I am, in my soul, a gazpacho addict. I love the concept and all the flavors that gazpacho, made with fresh ingredients, can deliver to my table.
Funny thing, after thinking conventional tomato soup was ghastly, any tomato soup on a menu now captures my attention. Even roasted tomato soup. From canned tomatoes. I must admit that for this recipe, roasting the tomatoes in brown sugar may have something to do with my new found preferences. Just maybe.
This lovely soup has this key advantage: it is available year round. No need to wait for Jersey tomato giants in August. This generously flavored soup has a peasant food heritage: diced bread and grated cheese merged with half-and-half. This soup can be your introduction to a full meal, but it has the body to, on its own, be the centerpiece of your evening. Just pair with a salad. And, of course, finish with a clever dessert. [Need a clever idea? Try our earlier post on Cutie Pies!]

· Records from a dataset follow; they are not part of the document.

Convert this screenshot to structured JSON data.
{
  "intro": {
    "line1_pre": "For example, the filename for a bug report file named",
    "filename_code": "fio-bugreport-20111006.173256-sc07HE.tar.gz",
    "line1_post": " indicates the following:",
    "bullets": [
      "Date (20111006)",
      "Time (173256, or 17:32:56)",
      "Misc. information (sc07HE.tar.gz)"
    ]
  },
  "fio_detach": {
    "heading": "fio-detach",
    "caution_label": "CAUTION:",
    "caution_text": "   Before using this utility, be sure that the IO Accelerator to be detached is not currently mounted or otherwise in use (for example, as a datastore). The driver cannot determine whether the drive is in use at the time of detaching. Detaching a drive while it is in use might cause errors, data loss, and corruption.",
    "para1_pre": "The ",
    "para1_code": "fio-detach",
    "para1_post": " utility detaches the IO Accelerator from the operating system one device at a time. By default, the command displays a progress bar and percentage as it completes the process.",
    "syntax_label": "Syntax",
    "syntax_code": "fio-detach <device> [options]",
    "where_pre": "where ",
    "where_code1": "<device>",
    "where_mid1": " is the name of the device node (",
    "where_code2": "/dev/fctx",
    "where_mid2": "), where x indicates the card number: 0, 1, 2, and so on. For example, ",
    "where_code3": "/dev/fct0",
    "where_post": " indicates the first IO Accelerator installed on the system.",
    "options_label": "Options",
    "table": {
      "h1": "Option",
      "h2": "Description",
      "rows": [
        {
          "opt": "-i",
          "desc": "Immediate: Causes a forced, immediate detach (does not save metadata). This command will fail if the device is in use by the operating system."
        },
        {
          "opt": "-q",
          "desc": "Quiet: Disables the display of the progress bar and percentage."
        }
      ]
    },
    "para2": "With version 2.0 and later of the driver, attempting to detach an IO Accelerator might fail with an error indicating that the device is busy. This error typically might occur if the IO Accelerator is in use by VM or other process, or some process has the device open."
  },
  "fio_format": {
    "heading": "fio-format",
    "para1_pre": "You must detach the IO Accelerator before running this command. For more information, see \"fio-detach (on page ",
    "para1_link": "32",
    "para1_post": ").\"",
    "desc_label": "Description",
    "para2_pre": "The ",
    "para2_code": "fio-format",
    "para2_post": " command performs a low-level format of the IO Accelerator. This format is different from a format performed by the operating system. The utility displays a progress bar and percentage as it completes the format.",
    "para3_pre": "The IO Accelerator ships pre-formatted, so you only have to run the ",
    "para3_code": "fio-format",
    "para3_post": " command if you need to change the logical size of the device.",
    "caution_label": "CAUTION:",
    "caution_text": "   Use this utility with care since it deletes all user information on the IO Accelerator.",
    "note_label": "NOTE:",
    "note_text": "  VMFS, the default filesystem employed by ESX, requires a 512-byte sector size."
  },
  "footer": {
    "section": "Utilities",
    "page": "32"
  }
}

- Nonstick cooking spray
- 2 (28 ounce) cans whole peeled tomatoes, drained, liquid reserved
- Kosher salt and freshly ground black pepper
- 3 tablespoons dark or light brown sugar

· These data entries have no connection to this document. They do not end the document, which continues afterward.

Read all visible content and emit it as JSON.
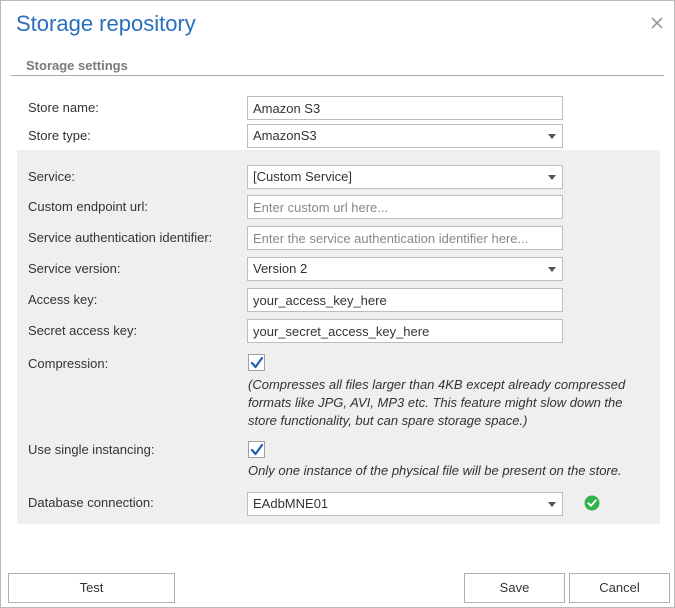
{
  "dialog": {
    "title": "Storage repository",
    "section_title": "Storage settings"
  },
  "fields": {
    "store_name": {
      "label": "Store name:",
      "value": "Amazon S3"
    },
    "store_type": {
      "label": "Store type:",
      "value": "AmazonS3"
    },
    "service": {
      "label": "Service:",
      "value": "[Custom Service]"
    },
    "custom_endpoint": {
      "label": "Custom endpoint url:",
      "value": "",
      "placeholder": "Enter custom url here..."
    },
    "service_auth_id": {
      "label": "Service authentication identifier:",
      "value": "",
      "placeholder": "Enter the service authentication identifier here..."
    },
    "service_version": {
      "label": "Service version:",
      "value": "Version 2"
    },
    "access_key": {
      "label": "Access key:",
      "value": "your_access_key_here"
    },
    "secret_access_key": {
      "label": "Secret access key:",
      "value": "your_secret_access_key_here"
    },
    "compression": {
      "label": "Compression:",
      "checked": true,
      "note_lines": [
        "(Compresses all files larger than 4KB except already compressed",
        "formats like JPG, AVI, MP3 etc. This feature might slow down the",
        "store functionality, but can spare storage space.)"
      ]
    },
    "single_instancing": {
      "label": "Use single instancing:",
      "checked": true,
      "note": "Only one instance of the physical file will be present on the store."
    },
    "database_connection": {
      "label": "Database connection:",
      "value": "EAdbMNE01"
    }
  },
  "buttons": {
    "test": "Test",
    "save": "Save",
    "cancel": "Cancel"
  },
  "icons": {
    "close": "close-icon",
    "status": "check-circle-icon",
    "checkbox": "checkmark-icon",
    "dropdown": "chevron-down-icon"
  },
  "colors": {
    "title": "#2a6ebf",
    "checkmark": "#1f5fb5",
    "status_ok": "#2fb34a",
    "panel_bg": "#efefef"
  }
}
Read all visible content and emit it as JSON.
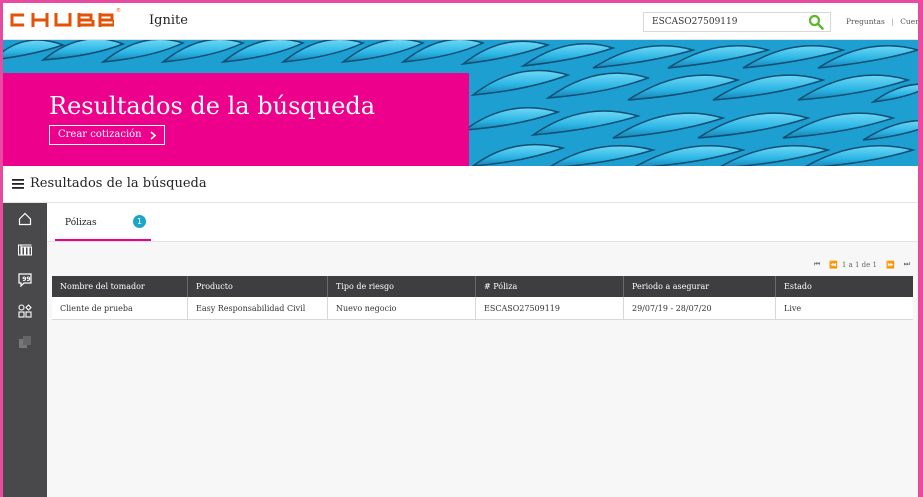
{
  "brand": {
    "logo_text": "CHUBB",
    "reg_mark": "®",
    "logo_color": "#e35205"
  },
  "app": {
    "title": "Ignite"
  },
  "search": {
    "value": "ESCASO27509119"
  },
  "help": {
    "faq": "Preguntas",
    "separator": "|",
    "account": "Cuenta"
  },
  "banner": {
    "title": "Resultados de la búsqueda",
    "button_label": "Crear cotización",
    "button_icon": "chevron-right-icon"
  },
  "section": {
    "title": "Resultados de la búsqueda"
  },
  "sidebar": {
    "items": [
      "home-icon",
      "calculator-icon",
      "chat-quote-icon",
      "shapes-icon",
      "documents-icon"
    ]
  },
  "tabs": [
    {
      "label": "Pólizas",
      "count": "1"
    }
  ],
  "pager": {
    "text": "1 a 1 de 1"
  },
  "table": {
    "headers": [
      "Nombre del tomador",
      "Producto",
      "Tipo de riesgo",
      "# Póliza",
      "Periodo a asegurar",
      "Estado"
    ],
    "rows": [
      [
        "Cliente de prueba",
        "Easy Responsabilidad Civil",
        "Nuevo negocio",
        "ESCASO27509119",
        "29/07/19 - 28/07/20",
        "Live"
      ]
    ]
  },
  "colors": {
    "accent": "#ec008c",
    "badge": "#1ba6c9",
    "sidebar": "#49494b",
    "table_header": "#3e3e40",
    "search_icon": "#5fb72f"
  }
}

- Half a medium loaf of focaccia bread, cut into a 1/2″ dice (about 3 cups bread cubes)
- 1 tablespoon extra virgin olive oil
- 1/2 cup finely grated sharp cheddar cheese (use a Microplane grater)

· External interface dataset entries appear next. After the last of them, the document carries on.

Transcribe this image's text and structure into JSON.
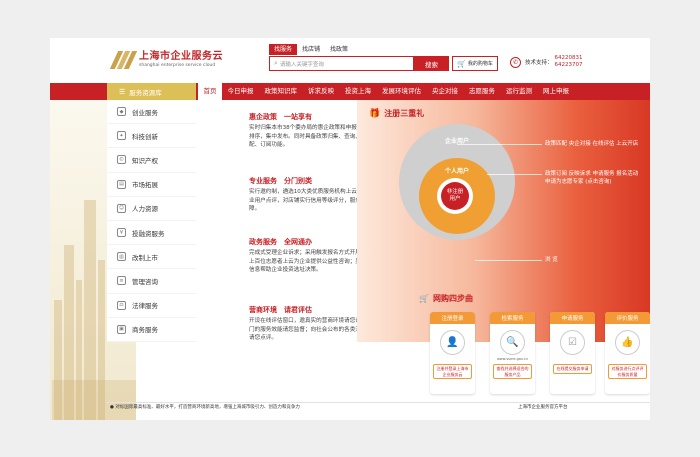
{
  "header": {
    "logo_cn": "上海市企业服务云",
    "logo_en": "shanghai enterprise service cloud",
    "search_tabs": [
      "找服务",
      "找店铺",
      "找政策"
    ],
    "search_placeholder": "请输入关键字查询",
    "search_button": "搜索",
    "cart_label": "我的购物车",
    "support_label": "技术支持：",
    "support_numbers": [
      "64220831",
      "64223707"
    ]
  },
  "nav": {
    "category_label": "服务资源库",
    "items": [
      "首页",
      "今日申报",
      "政策知识库",
      "诉求反映",
      "投资上海",
      "发展环境评估",
      "央企对接",
      "志愿服务",
      "运行监测",
      "网上申报"
    ]
  },
  "sidebar": {
    "items": [
      "创业服务",
      "科技创新",
      "知识产权",
      "市场拓展",
      "人力资源",
      "投融资服务",
      "改制上市",
      "管理咨询",
      "法律服务",
      "商务服务"
    ]
  },
  "content": {
    "blocks": [
      {
        "title": "惠企政策　一站享有",
        "text": "实时归集本市38个委办局的惠企政策和申报系统，倒计时排序，集中发布。同时具备政策归集、查询、推送、匹配、订阅功能。"
      },
      {
        "title": "专业服务　分门别类",
        "text": "实行邀约制，遴选10大类优质服务机构上云开店。根据企业用户点评，对店铺实行信用等级评分，服务质量有保障。"
      },
      {
        "title": "政务服务　全网通办",
        "text": "完成式受理企业诉求；采用触发报名方式开展央企对接；上百位志愿者上云为企业提供公益性咨询；另有各类涉企信息帮助企业投资选址决策。"
      },
      {
        "title": "营商环境　请君评估",
        "text": "开设在线评估窗口，邀真实的营商环境请您评估；政府部门的服务效能请您监督；向社会公布的各类涉企政策效果请您点评。"
      }
    ]
  },
  "register": {
    "title": "注册三重礼",
    "outer_label": "企业用户",
    "mid_label": "个人用户",
    "core_label_1": "非注册",
    "core_label_2": "用户",
    "line1": "政策匹配  央企对接  在线评估  上云开店",
    "line2": "政策订阅  反映诉求  申请服务  报名活动",
    "line3": "申请为志愿专家  (点击咨询)",
    "line4": "浏 览"
  },
  "wanggou": {
    "title": "网购四步曲",
    "steps": [
      {
        "label": "注册登录",
        "desc": "注册并登录上海市企业服务云",
        "icon": "user-login-icon"
      },
      {
        "label": "检索服务",
        "desc": "查找并选择适合的服务产品",
        "icon": "search-service-icon",
        "caption": "www.ssme.gov.cn"
      },
      {
        "label": "申请服务",
        "desc": "在线提交服务申请",
        "icon": "apply-service-icon"
      },
      {
        "label": "评价服务",
        "desc": "对服务进行点评评价服务质量",
        "icon": "thumbs-up-icon"
      }
    ]
  },
  "footer": {
    "left": "● 对标国际最高标准、最好水平，打造营商环境新高地，增强上海城市吸引力、创造力和竞争力",
    "right": "上海市企业服务官方平台"
  },
  "colors": {
    "brand_red": "#c72126",
    "gold": "#dcbf57",
    "orange": "#f39a37"
  }
}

- 2 tablespoons unsalted butter (see note above)
- 4 large shallots, peeled and roughly chopped
- 1 large or 2 medium garlic cloves, peeled and chopped (about 2 teaspoons)
- 1 teaspoon chopped fresh thyme leaves (optional)
- 1 tablespoon tomato paste
- About 3 cups water
- 1/2 cup half-and-half
Adjust oven racks to middle positions and preheat oven to 375°F.
Prepare the tomatoes: spray a large rimmed sheet tray with an even coating of cooking spray. Add drained tomatoes and space evenly. Season tomatoes to taste with salt and pepper, then divide brown sugar over tops of tomatoes. Roast tomatoes in oven until sugar is browned and tomatoes have shrunken slightly, about 45 minutes. Remove tomatoes from oven.
Source: Serious Eats
The lovely new book Biscuits, a Savor the South cookbook from the University of North Carolina Press asks a fundamental question: why not put the bacon right in the biscuit.
While you’re at it, why not add in some cheese. Breakfast can be something with a biscuit on the side, or you can make these full flavor items your total meal. A good cup of coffee and one or two these Bacon-Cheddar Biscuits is an ideal way to start your Sunday. Or Monday, or …
As with really authentic biscuits, these are made with buttermilk. To make life easy, they are not rolled and cut out. These are drop biscuits whose ragged top and edges make each biscuit charmingly unique.
The recipe below suggests dividing the cheese in half, putting half in the dough and sprinkling the rest over the top of the biscuits before baking. In our case, we wanted the cheese flavor deep inside so all that cheese and bacon went inside. A marvelous personal choice, I must say.
Yield: 8 biscuits
- 2 cups soft wheat all-purpose flour
- 1 tablespoon baking powder
- ½ teaspoon salt
- 3 tablespoons firmly packed brown sugar
- ½ teaspoon freshly ground black pepper
- 4 tablespoons unsalted butter, cut into ½-inch chunks and chilled for 15 minutes
- 6-8 ounces smoky bacon
- 1 cup shredded sharp cheddar cheese, divided
- ¾ cup buttermilk, plus more if needed
- 1 tablespoon rendered bacon fat.
Preheat the oven to 425°F. Line a baking sheet with parchment paper.
Whisk together the flour, baking powder, salt, brown sugar, and pepper in a large mixing bowl. Cut in the butter until it’s the size of small peas.
In a skillet over low heat, cook the bacon until done. Drain on paper towels, reserving the rendered fat. Finely chop the bacon and return to the skillet. Cook over low heat until the bacon is crisp and most of the fat is rendered, about 7 minutes. Allow to cool slightly.
Stir the bacon and half of the cheese into the flour mixture. Add the buttermilk and rendered bacon fat and stir to combine. Add additional buttermilk if needed to create a sticky dough.
Using an ice cream scoop on heaping tablespoon, drop the biscuits onto the baking sheet. Sprinkle the remaining cheese on top.
Bake for 12 minutes or until the biscuits are golden brown.
Source: Biscuits: a Savor the South cookbook by Belinda Ellis, Copyright 2013 by the Univrsity fo North Carolina Press. Used by permission of the publisher. www.uncpress.unc.ed.
Photo Information: Canon T2i, EFS 18-55MM Macro lens shot at F/2.8, 1/100th second, ISO 500